Dermatofibroma is an extremely common firm bump on the skin, representing an overgrowth of the tissue lying between the outer and inner layers of skin. Typically, small (0.5- to 1-cm) red-to-brown, darker depending on the individual’s skin color, bumps (nodules). Dermatofibromas are most commonly seen on the extremities, particularly the lower legs. Although the cause is unknown, DF is often linked to some traumatic insult to the skin (eg, insect bite). Dermatofibromas generally cause no symptoms, except for the occasional itching. The nodules are usually not treated, unless they become bothersome or enlarged. A healthcare provider can remove them with a scalpel
Relatively common, but are seen more in adults, particularly females.
Unknown, linked to trauma, insect bite, cuts
Accumulation of collagen, which is a protein made by the cells (fibroblasts) populate the soft tissue under the skin
Typically, a solitary 0.5- to 1-cm nodule.

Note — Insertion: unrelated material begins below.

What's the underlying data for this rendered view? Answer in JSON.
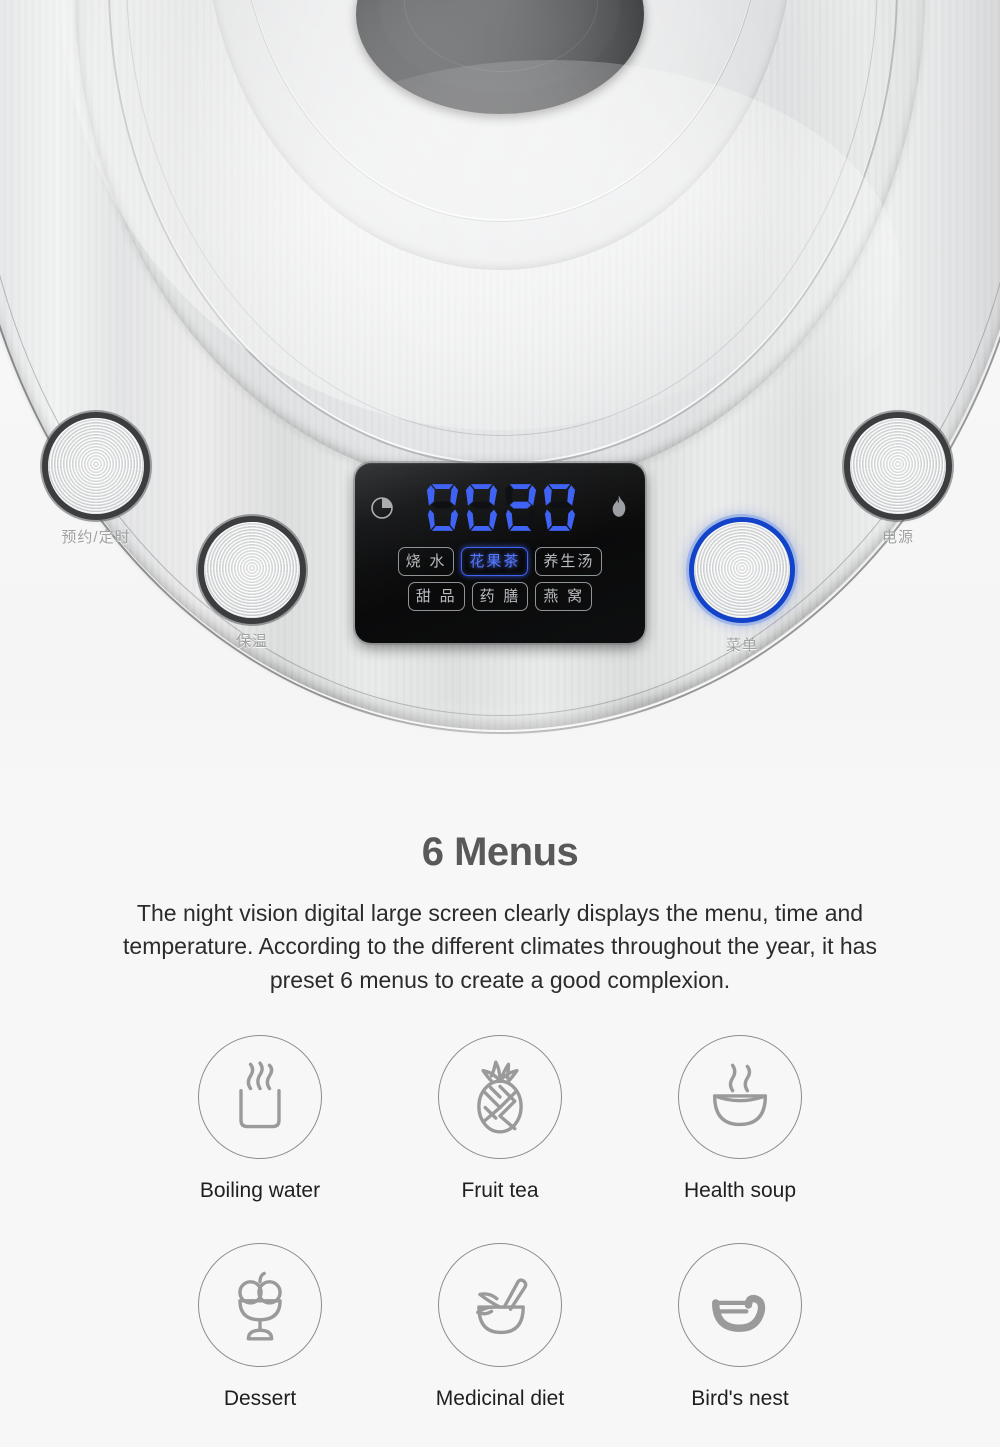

Overlying epidermis is usually acanthotic. Pseudoepitheliomatous hyperplasia and a basaloid proliferation may be noted.
1. “Dermatofibromas” (Online) February 2003. http://www.merck.com/mmhe/sec18/ch215/ch215e.html (visited: March 16, 2008) 2. “Dermatofibromas” (Online). January 2007. http://www.emedicine.com/DERM/topic96.htm (visited: March 16, 2008)